No other sports car — save, perhaps, the Ford Mustang — has endured the decades so true to its original formula. The resemblance today is uncanny. It’s wider and lower, sure, but instantly recognizable. The engine is still a flat-six, mounted where the trunk should’ve been. The Museum of Modern Art recently added a 911 to its collection. Department: Architecture and Design. Medium: Steel.
Small, underpowered and unusual, the 911 never should have survived. But it’s thriving. Over the decades, Porsche’s engineers were able to turn the 911’s weaknesses into strengths. Small meant lightweight. The unusual rear-engine layout gave it incredible traction. The combination has proved winning on both road and track, where it remains the most successful racecar of all time.
For the millionth example, Porsche has allowed the 911 modest embellishments. This special edition has chrome around the windows and real gold lettering on the engine cover. The interior is finished in mahogany, leather, and houndstooth upholstery. Mind you, the Irish Green paint remains subdued. Pass it on the street, and you wouldn’t even give the car a second glance — although perhaps now, more than ever, you should.
THE GREAT 911S
It’s impossible to pick a single best 911 of the last 54 years, so here are a few of our favourites.
1. 1978 Porsche 911 Turbo 3.3
The first-generation Turbo, with its fat wheel arches and whale of a tail, has an unmistakable silhouette.

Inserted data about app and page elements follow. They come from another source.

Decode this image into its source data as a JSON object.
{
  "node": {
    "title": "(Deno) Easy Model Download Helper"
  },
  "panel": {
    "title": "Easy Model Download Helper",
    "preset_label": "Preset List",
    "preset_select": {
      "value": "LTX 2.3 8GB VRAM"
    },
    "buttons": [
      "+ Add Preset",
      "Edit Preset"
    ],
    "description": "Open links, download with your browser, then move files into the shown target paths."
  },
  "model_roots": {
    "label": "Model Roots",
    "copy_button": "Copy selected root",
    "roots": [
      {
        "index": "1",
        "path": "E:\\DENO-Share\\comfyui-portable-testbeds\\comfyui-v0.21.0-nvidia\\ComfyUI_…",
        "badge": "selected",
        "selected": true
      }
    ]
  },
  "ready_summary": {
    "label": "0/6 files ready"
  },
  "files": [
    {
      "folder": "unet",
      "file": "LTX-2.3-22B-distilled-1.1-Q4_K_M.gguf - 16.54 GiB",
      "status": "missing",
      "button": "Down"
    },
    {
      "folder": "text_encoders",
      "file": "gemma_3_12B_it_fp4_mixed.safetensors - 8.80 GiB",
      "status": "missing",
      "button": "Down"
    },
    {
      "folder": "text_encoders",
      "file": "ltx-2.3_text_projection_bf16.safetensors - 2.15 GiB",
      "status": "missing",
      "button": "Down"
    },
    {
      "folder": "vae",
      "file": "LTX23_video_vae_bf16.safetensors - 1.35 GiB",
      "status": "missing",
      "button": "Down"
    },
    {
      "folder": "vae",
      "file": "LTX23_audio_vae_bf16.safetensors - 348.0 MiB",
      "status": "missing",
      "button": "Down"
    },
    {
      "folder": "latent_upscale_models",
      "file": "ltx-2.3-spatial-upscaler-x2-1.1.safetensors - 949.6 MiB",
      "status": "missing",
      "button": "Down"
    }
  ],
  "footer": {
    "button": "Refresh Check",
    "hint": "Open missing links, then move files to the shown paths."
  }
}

One of the coolest cars ever? Probably. The later 3.3-litre version had more power, and an even bigger wing.
2. 1984 Porsche 911 (type 953) Dakar
It was built for autobahns and back roads, but there was nothing the 911 couldn’t tackle. Back in 1984, it won the Paris-Dakar, the toughest rally in the world.
3. 1993 Porsche 911 GT2
The meanest, nastiest, gnarliest 911 ever. The first-ever GT2 earned the nickname “Widowmaker” because its 425 horses liked to try and buck drivers off the road.
4. 2011 Porsche 911 GT3 RS 4.0
Porsche took the exotic 4.0-litre flat-six from its racecars and fitted it into this limited-edition street machine. With 500 naturally aspirated horsepower, this car makes grown adults go weak in the knees.